BEGIN Provided records

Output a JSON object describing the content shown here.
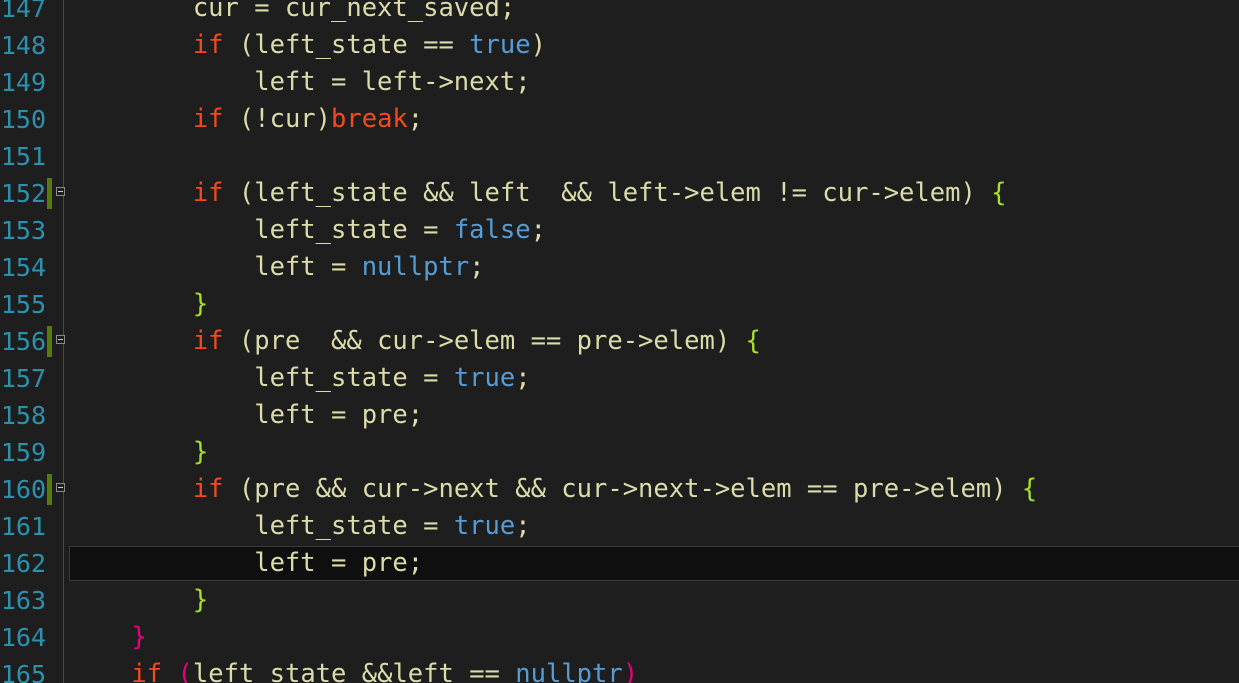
{
  "editor": {
    "colors": {
      "background": "#1e1e1e",
      "line_number": "#2b91af",
      "keyword_control": "#f44a1c",
      "keyword_literal": "#569cd6",
      "identifier": "#dcdcaa",
      "brace": "#a8e02a",
      "brace_outer": "#e5007e",
      "modified_bar": "#587c0c"
    },
    "current_line_number": "162",
    "lines": [
      {
        "n": "147",
        "fold": false,
        "mod": false,
        "tokens": [
          {
            "t": "        cur = cur_next_saved;",
            "c": "#dcdcaa"
          }
        ]
      },
      {
        "n": "148",
        "fold": false,
        "mod": false,
        "tokens": [
          {
            "t": "        ",
            "c": "#dcdcaa"
          },
          {
            "t": "if",
            "c": "#f44a1c"
          },
          {
            "t": " (left_state == ",
            "c": "#dcdcaa"
          },
          {
            "t": "true",
            "c": "#569cd6"
          },
          {
            "t": ")",
            "c": "#dcdcaa"
          }
        ]
      },
      {
        "n": "149",
        "fold": false,
        "mod": false,
        "tokens": [
          {
            "t": "            left = left->next;",
            "c": "#dcdcaa"
          }
        ]
      },
      {
        "n": "150",
        "fold": false,
        "mod": false,
        "tokens": [
          {
            "t": "        ",
            "c": "#dcdcaa"
          },
          {
            "t": "if",
            "c": "#f44a1c"
          },
          {
            "t": " (!cur)",
            "c": "#dcdcaa"
          },
          {
            "t": "break",
            "c": "#f44a1c"
          },
          {
            "t": ";",
            "c": "#dcdcaa"
          }
        ]
      },
      {
        "n": "151",
        "fold": false,
        "mod": false,
        "tokens": []
      },
      {
        "n": "152",
        "fold": true,
        "mod": true,
        "tokens": [
          {
            "t": "        ",
            "c": "#dcdcaa"
          },
          {
            "t": "if",
            "c": "#f44a1c"
          },
          {
            "t": " (left_state && left  && left->elem != cur->elem) ",
            "c": "#dcdcaa"
          },
          {
            "t": "{",
            "c": "#a8e02a"
          }
        ]
      },
      {
        "n": "153",
        "fold": false,
        "mod": false,
        "tokens": [
          {
            "t": "            left_state = ",
            "c": "#dcdcaa"
          },
          {
            "t": "false",
            "c": "#569cd6"
          },
          {
            "t": ";",
            "c": "#dcdcaa"
          }
        ]
      },
      {
        "n": "154",
        "fold": false,
        "mod": false,
        "tokens": [
          {
            "t": "            left = ",
            "c": "#dcdcaa"
          },
          {
            "t": "nullptr",
            "c": "#569cd6"
          },
          {
            "t": ";",
            "c": "#dcdcaa"
          }
        ]
      },
      {
        "n": "155",
        "fold": false,
        "mod": false,
        "tokens": [
          {
            "t": "        ",
            "c": "#dcdcaa"
          },
          {
            "t": "}",
            "c": "#a8e02a"
          }
        ]
      },
      {
        "n": "156",
        "fold": true,
        "mod": true,
        "tokens": [
          {
            "t": "        ",
            "c": "#dcdcaa"
          },
          {
            "t": "if",
            "c": "#f44a1c"
          },
          {
            "t": " (pre  && cur->elem == pre->elem) ",
            "c": "#dcdcaa"
          },
          {
            "t": "{",
            "c": "#a8e02a"
          }
        ]
      },
      {
        "n": "157",
        "fold": false,
        "mod": false,
        "tokens": [
          {
            "t": "            left_state = ",
            "c": "#dcdcaa"
          },
          {
            "t": "true",
            "c": "#569cd6"
          },
          {
            "t": ";",
            "c": "#dcdcaa"
          }
        ]
      },
      {
        "n": "158",
        "fold": false,
        "mod": false,
        "tokens": [
          {
            "t": "            left = pre;",
            "c": "#dcdcaa"
          }
        ]
      },
      {
        "n": "159",
        "fold": false,
        "mod": false,
        "tokens": [
          {
            "t": "        ",
            "c": "#dcdcaa"
          },
          {
            "t": "}",
            "c": "#a8e02a"
          }
        ]
      },
      {
        "n": "160",
        "fold": true,
        "mod": true,
        "tokens": [
          {
            "t": "        ",
            "c": "#dcdcaa"
          },
          {
            "t": "if",
            "c": "#f44a1c"
          },
          {
            "t": " (pre && cur->next && cur->next->elem == pre->elem) ",
            "c": "#dcdcaa"
          },
          {
            "t": "{",
            "c": "#a8e02a"
          }
        ]
      },
      {
        "n": "161",
        "fold": false,
        "mod": false,
        "tokens": [
          {
            "t": "            left_state = ",
            "c": "#dcdcaa"
          },
          {
            "t": "true",
            "c": "#569cd6"
          },
          {
            "t": ";",
            "c": "#dcdcaa"
          }
        ]
      },
      {
        "n": "162",
        "fold": false,
        "mod": false,
        "tokens": [
          {
            "t": "            left = pre;",
            "c": "#dcdcaa"
          }
        ]
      },
      {
        "n": "163",
        "fold": false,
        "mod": false,
        "tokens": [
          {
            "t": "        ",
            "c": "#dcdcaa"
          },
          {
            "t": "}",
            "c": "#a8e02a"
          }
        ]
      },
      {
        "n": "164",
        "fold": false,
        "mod": false,
        "tokens": [
          {
            "t": "    ",
            "c": "#dcdcaa"
          },
          {
            "t": "}",
            "c": "#e5007e"
          }
        ]
      },
      {
        "n": "165",
        "fold": false,
        "mod": false,
        "tokens": [
          {
            "t": "    ",
            "c": "#dcdcaa"
          },
          {
            "t": "if",
            "c": "#f44a1c"
          },
          {
            "t": " ",
            "c": "#dcdcaa"
          },
          {
            "t": "(",
            "c": "#e5007e"
          },
          {
            "t": "left_state &&left == ",
            "c": "#dcdcaa"
          },
          {
            "t": "nullptr",
            "c": "#569cd6"
          },
          {
            "t": ")",
            "c": "#e5007e"
          }
        ]
      }
    ]
  }
}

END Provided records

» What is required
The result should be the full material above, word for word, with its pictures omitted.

» Finished task
Output a JSON object describing the content shown here.
{
  "editor": {
    "colors": {
      "background": "#1e1e1e",
      "line_number": "#2b91af",
      "keyword_control": "#f44a1c",
      "keyword_literal": "#569cd6",
      "identifier": "#dcdcaa",
      "brace": "#a8e02a",
      "brace_outer": "#e5007e",
      "modified_bar": "#587c0c"
    },
    "current_line_number": "162",
    "lines": [
      {
        "n": "147",
        "fold": false,
        "mod": false,
        "tokens": [
          {
            "t": "        cur = cur_next_saved;",
            "c": "#dcdcaa"
          }
        ]
      },
      {
        "n": "148",
        "fold": false,
        "mod": false,
        "tokens": [
          {
            "t": "        ",
            "c": "#dcdcaa"
          },
          {
            "t": "if",
            "c": "#f44a1c"
          },
          {
            "t": " (left_state == ",
            "c": "#dcdcaa"
          },
          {
            "t": "true",
            "c": "#569cd6"
          },
          {
            "t": ")",
            "c": "#dcdcaa"
          }
        ]
      },
      {
        "n": "149",
        "fold": false,
        "mod": false,
        "tokens": [
          {
            "t": "            left = left->next;",
            "c": "#dcdcaa"
          }
        ]
      },
      {
        "n": "150",
        "fold": false,
        "mod": false,
        "tokens": [
          {
            "t": "        ",
            "c": "#dcdcaa"
          },
          {
            "t": "if",
            "c": "#f44a1c"
          },
          {
            "t": " (!cur)",
            "c": "#dcdcaa"
          },
          {
            "t": "break",
            "c": "#f44a1c"
          },
          {
            "t": ";",
            "c": "#dcdcaa"
          }
        ]
      },
      {
        "n": "151",
        "fold": false,
        "mod": false,
        "tokens": []
      },
      {
        "n": "152",
        "fold": true,
        "mod": true,
        "tokens": [
          {
            "t": "        ",
            "c": "#dcdcaa"
          },
          {
            "t": "if",
            "c": "#f44a1c"
          },
          {
            "t": " (left_state && left  && left->elem != cur->elem) ",
            "c": "#dcdcaa"
          },
          {
            "t": "{",
            "c": "#a8e02a"
          }
        ]
      },
      {
        "n": "153",
        "fold": false,
        "mod": false,
        "tokens": [
          {
            "t": "            left_state = ",
            "c": "#dcdcaa"
          },
          {
            "t": "false",
            "c": "#569cd6"
          },
          {
            "t": ";",
            "c": "#dcdcaa"
          }
        ]
      },
      {
        "n": "154",
        "fold": false,
        "mod": false,
        "tokens": [
          {
            "t": "            left = ",
            "c": "#dcdcaa"
          },
          {
            "t": "nullptr",
            "c": "#569cd6"
          },
          {
            "t": ";",
            "c": "#dcdcaa"
          }
        ]
      },
      {
        "n": "155",
        "fold": false,
        "mod": false,
        "tokens": [
          {
            "t": "        ",
            "c": "#dcdcaa"
          },
          {
            "t": "}",
            "c": "#a8e02a"
          }
        ]
      },
      {
        "n": "156",
        "fold": true,
        "mod": true,
        "tokens": [
          {
            "t": "        ",
            "c": "#dcdcaa"
          },
          {
            "t": "if",
            "c": "#f44a1c"
          },
          {
            "t": " (pre  && cur->elem == pre->elem) ",
            "c": "#dcdcaa"
          },
          {
            "t": "{",
            "c": "#a8e02a"
          }
        ]
      },
      {
        "n": "157",
        "fold": false,
        "mod": false,
        "tokens": [
          {
            "t": "            left_state = ",
            "c": "#dcdcaa"
          },
          {
            "t": "true",
            "c": "#569cd6"
          },
          {
            "t": ";",
            "c": "#dcdcaa"
          }
        ]
      },
      {
        "n": "158",
        "fold": false,
        "mod": false,
        "tokens": [
          {
            "t": "            left = pre;",
            "c": "#dcdcaa"
          }
        ]
      },
      {
        "n": "159",
        "fold": false,
        "mod": false,
        "tokens": [
          {
            "t": "        ",
            "c": "#dcdcaa"
          },
          {
            "t": "}",
            "c": "#a8e02a"
          }
        ]
      },
      {
        "n": "160",
        "fold": true,
        "mod": true,
        "tokens": [
          {
            "t": "        ",
            "c": "#dcdcaa"
          },
          {
            "t": "if",
            "c": "#f44a1c"
          },
          {
            "t": " (pre && cur->next && cur->next->elem == pre->elem) ",
            "c": "#dcdcaa"
          },
          {
            "t": "{",
            "c": "#a8e02a"
          }
        ]
      },
      {
        "n": "161",
        "fold": false,
        "mod": false,
        "tokens": [
          {
            "t": "            left_state = ",
            "c": "#dcdcaa"
          },
          {
            "t": "true",
            "c": "#569cd6"
          },
          {
            "t": ";",
            "c": "#dcdcaa"
          }
        ]
      },
      {
        "n": "162",
        "fold": false,
        "mod": false,
        "tokens": [
          {
            "t": "            left = pre;",
            "c": "#dcdcaa"
          }
        ]
      },
      {
        "n": "163",
        "fold": false,
        "mod": false,
        "tokens": [
          {
            "t": "        ",
            "c": "#dcdcaa"
          },
          {
            "t": "}",
            "c": "#a8e02a"
          }
        ]
      },
      {
        "n": "164",
        "fold": false,
        "mod": false,
        "tokens": [
          {
            "t": "    ",
            "c": "#dcdcaa"
          },
          {
            "t": "}",
            "c": "#e5007e"
          }
        ]
      },
      {
        "n": "165",
        "fold": false,
        "mod": false,
        "tokens": [
          {
            "t": "    ",
            "c": "#dcdcaa"
          },
          {
            "t": "if",
            "c": "#f44a1c"
          },
          {
            "t": " ",
            "c": "#dcdcaa"
          },
          {
            "t": "(",
            "c": "#e5007e"
          },
          {
            "t": "left_state &&left == ",
            "c": "#dcdcaa"
          },
          {
            "t": "nullptr",
            "c": "#569cd6"
          },
          {
            "t": ")",
            "c": "#e5007e"
          }
        ]
      }
    ]
  }
}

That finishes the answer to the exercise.